Abstracts should include the following information:
- author(s) with affiliation(s)
- title and text of proposal
- selected bibliography with 3-5 academic references
- five keywords
Dates and logistics
Deadline for abstract submission: 15 November 2021
Notification of acceptance: 15 January 2022
All submissions are blind reviewed by the members of the Reading Committee.
All abstracts and papers accepted for and presented at the conference must be in English.
Papers will be 20 minutes maximum followed by a 10 minutes discussion.
Running alongside our main programme, we plan to organise a series of poster presentations focused on the United Nations Sustainability Development Goals (SDGs) in relation to children’s literature, media, and popular culture. We are interested in exploring how the SDGs serve as a focus for agency and activism in both local and international communities, as well as the ways in which these are reflected in books for children. For this purpose, we invite scholars to submit a poster plus brief explanation or a five-minute video including captions related to their work on the SDGs. This work may have taken place in the field of publishing, education (schools), community centres (including libraries) or elsewhere. Chosen projects will be displayed throughout the conference and included in a roundtable discussion. A selection of project leaders may be invited to contribute articles on the projects for publication.
(posted 15 October 2021)
Culture as Interface and Dialogue: An Interdisciplinary Conference
Faculty of Arts, Charles University, Prague, Czech Republic, 27-29 May 2022
Deadline for proposals: 31 December 2021
Nowadays, nations and ethnic groups face a crucial political and cultural challenge: to supplant traditional concepts of identity based on national mythology, exclusivity and political sovereignty with new ones stemming from the plurality of identifications and richness of inter- and transcultural communication based on dialogue.
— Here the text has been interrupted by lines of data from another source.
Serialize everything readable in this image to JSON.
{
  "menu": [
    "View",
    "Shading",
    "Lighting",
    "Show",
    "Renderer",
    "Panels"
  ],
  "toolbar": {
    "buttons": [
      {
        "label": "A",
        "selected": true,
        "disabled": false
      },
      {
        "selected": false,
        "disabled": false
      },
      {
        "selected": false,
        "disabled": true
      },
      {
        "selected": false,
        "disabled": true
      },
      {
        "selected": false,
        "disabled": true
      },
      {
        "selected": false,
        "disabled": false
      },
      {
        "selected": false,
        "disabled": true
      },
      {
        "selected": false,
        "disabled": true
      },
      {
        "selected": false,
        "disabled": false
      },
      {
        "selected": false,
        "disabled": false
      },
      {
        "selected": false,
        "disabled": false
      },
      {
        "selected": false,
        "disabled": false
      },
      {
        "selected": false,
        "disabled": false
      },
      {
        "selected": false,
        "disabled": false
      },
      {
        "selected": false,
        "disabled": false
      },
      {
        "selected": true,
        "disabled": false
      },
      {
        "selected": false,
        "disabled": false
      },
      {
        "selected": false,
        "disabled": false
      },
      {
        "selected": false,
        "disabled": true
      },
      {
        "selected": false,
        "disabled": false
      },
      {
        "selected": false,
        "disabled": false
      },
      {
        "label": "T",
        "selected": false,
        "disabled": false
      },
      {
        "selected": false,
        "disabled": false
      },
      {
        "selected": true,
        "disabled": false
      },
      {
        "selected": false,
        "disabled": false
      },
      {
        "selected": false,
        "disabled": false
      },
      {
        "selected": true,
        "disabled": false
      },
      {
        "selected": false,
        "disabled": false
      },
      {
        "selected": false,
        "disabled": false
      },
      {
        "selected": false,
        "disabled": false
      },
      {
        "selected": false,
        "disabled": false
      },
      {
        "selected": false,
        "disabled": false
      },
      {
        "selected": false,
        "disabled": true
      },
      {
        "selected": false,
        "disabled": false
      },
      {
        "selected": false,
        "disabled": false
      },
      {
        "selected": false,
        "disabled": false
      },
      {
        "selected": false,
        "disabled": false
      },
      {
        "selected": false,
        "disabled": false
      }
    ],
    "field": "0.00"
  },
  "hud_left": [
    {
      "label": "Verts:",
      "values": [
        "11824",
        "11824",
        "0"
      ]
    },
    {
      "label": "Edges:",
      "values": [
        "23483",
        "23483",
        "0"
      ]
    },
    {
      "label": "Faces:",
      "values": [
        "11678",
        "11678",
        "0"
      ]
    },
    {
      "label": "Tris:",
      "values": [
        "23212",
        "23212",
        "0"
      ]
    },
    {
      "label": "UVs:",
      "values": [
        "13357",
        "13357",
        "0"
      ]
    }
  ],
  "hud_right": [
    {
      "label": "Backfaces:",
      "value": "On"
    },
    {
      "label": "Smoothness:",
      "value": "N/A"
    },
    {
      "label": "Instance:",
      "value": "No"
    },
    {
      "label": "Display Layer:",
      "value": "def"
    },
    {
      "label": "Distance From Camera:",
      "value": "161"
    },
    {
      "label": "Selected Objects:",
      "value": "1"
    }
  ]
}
This change is becoming increasingly necessary because of the rise of aggressive ethnic nationalism responsible for the surge of manipulative propaganda on social networks, the growth of political divisions within individual countries and the escalation of international conflicts.
The main objective of the conference is to discuss alternatives to essentialist notions of cultural identity. We invite the reconceptualization of cultures interfaces of transcultural communication which engender dialogue and use fictions to enable and facilitate sharing knowledge, emotions, attitudes, beliefs and values.
This approach may be viewed as parallel to ecocriticism, complementing its nature-based and largely material notion of environment with a pragmatic understanding of culture as human-made habitable and sustainable surroundings.
Suggested paper topics:
- Culture as an emergent phenomenon
- Uses of cybernetic concepts (e.g., recursivity, feedback, entropy) in theorizing culture
- Culture as interface in perceptual systems, information space, inter- and transcultural communication
- Fictions as protocols in the process of interfacing
- Dialogue and recursivity – functional approximation
- Dialogue and interfacing – fictions and conflict resolution
- Dialogue as a means of cultural communication and a catalyst of cultural diversity
Abstracts of 300 words with bio-notes of 100 words should be submitted by 31 December 2021 to Dr Martina Pranić (firstname.lastname@example.org). Selected presenters will be notified by 31 January 2022. Conference registration will start on 1 February 2022. Registration fee will be specified at the beginning of January 2022.
The conference is supported by the European Regional Development Fund Project “Creativity and Adaptability as Conditions of the Success of Europe in an Interrelated World” (No. CZ.02.1.01/0.0/0.0/16_019/0000734).
Professor Clare Wallace and Professor Martin Procházka, Conference Convenors
(posted 2 June 2021)